**How to complete this task:**
Take every line from the records below that includes the word "Wyszukaj".

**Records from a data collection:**

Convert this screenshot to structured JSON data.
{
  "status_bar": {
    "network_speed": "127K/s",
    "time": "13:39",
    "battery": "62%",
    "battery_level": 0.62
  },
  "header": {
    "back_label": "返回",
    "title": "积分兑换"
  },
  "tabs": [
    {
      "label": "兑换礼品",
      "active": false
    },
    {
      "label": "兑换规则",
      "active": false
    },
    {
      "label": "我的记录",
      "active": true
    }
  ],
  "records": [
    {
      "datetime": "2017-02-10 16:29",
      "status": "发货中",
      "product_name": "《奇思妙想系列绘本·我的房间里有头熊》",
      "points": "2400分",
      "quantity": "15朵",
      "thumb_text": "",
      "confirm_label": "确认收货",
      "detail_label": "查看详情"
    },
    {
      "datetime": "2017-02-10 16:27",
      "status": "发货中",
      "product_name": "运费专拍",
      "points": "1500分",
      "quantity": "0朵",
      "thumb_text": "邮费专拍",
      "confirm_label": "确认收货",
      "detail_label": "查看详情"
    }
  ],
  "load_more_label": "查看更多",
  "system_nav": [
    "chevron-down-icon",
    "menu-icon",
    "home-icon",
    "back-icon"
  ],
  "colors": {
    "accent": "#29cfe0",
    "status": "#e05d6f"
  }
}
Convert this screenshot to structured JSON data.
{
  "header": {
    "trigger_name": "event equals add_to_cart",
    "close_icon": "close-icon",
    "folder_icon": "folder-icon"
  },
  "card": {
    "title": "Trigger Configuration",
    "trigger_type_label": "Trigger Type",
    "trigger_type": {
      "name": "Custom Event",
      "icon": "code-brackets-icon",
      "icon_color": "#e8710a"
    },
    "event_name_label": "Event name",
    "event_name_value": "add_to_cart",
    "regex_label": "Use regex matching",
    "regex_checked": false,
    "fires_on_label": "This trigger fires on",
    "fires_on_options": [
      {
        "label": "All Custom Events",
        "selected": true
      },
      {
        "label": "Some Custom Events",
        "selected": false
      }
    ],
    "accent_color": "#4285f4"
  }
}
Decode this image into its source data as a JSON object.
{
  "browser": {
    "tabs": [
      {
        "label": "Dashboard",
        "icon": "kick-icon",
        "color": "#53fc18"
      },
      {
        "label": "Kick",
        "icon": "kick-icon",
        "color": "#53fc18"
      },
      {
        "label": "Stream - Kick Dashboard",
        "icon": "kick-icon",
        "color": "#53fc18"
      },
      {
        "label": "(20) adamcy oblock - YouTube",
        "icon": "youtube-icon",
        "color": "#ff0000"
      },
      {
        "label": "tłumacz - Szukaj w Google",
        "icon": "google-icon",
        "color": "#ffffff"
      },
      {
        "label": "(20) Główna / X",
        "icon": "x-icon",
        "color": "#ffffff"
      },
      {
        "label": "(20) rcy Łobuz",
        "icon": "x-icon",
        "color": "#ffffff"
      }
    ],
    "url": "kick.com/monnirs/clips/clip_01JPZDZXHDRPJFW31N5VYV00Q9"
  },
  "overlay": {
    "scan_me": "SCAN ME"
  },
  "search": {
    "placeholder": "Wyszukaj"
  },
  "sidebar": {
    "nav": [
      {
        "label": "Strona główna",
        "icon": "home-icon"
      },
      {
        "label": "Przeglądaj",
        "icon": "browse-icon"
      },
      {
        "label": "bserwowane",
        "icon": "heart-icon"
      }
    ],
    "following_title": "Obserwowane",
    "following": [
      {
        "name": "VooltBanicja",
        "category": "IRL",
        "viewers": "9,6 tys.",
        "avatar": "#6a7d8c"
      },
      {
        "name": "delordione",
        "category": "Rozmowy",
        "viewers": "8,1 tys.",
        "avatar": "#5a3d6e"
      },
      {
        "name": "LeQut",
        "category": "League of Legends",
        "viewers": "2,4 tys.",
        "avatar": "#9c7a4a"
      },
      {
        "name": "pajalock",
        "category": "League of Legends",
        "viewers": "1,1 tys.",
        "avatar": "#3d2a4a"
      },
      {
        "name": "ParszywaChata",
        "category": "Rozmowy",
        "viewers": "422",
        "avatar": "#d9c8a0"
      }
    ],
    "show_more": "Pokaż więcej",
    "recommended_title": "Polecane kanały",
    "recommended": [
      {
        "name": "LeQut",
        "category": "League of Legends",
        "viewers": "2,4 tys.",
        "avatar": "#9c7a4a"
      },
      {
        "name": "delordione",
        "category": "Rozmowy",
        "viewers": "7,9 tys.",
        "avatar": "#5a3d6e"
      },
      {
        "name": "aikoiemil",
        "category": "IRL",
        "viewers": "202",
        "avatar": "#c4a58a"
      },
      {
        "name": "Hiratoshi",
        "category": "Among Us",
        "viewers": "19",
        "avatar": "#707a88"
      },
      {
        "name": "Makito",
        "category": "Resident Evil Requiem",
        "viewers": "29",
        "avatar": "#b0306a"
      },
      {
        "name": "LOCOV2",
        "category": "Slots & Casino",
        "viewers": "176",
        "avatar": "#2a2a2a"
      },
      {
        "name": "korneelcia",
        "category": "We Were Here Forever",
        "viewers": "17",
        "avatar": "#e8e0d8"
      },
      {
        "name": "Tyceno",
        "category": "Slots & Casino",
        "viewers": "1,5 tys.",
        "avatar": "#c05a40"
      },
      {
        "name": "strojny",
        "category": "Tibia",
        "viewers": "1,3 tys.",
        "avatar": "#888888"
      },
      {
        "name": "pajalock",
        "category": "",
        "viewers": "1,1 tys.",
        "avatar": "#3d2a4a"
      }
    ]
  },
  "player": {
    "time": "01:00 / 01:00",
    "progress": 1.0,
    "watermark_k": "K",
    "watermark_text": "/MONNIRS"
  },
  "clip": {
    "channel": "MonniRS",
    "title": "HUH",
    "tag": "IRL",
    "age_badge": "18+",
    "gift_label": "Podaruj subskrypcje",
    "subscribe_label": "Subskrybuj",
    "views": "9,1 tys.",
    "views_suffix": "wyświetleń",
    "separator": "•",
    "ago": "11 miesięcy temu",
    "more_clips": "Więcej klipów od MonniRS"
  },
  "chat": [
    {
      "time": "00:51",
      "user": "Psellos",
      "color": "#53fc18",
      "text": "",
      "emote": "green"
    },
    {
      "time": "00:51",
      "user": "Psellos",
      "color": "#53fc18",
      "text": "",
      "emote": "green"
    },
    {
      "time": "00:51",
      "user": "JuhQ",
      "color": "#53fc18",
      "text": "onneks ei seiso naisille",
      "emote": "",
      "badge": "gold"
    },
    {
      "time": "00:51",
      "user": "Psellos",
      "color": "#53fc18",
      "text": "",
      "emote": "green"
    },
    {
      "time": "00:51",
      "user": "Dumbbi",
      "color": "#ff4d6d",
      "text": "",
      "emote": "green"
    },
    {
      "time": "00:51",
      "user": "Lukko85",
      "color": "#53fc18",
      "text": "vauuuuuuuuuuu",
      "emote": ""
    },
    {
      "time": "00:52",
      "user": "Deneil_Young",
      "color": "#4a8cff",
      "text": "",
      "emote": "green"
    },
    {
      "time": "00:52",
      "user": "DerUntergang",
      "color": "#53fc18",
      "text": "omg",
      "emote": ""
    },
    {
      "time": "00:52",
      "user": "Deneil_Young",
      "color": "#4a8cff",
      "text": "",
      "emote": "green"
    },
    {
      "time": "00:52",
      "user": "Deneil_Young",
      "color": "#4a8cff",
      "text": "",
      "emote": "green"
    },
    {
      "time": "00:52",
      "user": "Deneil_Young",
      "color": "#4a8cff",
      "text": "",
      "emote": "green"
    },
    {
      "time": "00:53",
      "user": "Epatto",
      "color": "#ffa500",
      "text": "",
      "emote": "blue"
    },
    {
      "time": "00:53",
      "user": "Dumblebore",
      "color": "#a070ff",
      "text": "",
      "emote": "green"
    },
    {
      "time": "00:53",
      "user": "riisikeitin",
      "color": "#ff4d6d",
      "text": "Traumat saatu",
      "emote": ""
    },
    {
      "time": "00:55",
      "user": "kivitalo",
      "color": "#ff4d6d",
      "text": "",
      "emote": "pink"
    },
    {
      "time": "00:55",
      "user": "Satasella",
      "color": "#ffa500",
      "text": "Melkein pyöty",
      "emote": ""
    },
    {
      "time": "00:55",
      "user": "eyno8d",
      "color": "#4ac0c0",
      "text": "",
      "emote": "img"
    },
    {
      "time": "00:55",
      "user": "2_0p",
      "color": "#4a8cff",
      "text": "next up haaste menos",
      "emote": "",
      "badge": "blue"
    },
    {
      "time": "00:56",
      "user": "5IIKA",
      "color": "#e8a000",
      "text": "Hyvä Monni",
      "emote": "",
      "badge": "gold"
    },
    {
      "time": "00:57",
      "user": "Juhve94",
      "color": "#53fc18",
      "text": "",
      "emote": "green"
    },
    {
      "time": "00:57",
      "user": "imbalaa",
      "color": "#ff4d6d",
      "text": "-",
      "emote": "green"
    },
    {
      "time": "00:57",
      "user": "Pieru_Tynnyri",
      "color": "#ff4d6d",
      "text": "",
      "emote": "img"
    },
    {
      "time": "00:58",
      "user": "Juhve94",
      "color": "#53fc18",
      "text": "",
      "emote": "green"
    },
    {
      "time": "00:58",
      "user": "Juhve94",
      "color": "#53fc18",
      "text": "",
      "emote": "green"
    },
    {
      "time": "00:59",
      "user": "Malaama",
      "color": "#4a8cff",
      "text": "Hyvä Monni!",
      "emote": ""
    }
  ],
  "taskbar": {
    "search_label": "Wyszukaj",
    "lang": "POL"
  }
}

**The answer:**
    "placeholder": "Wyszukaj"
    "search_label": "Wyszukaj",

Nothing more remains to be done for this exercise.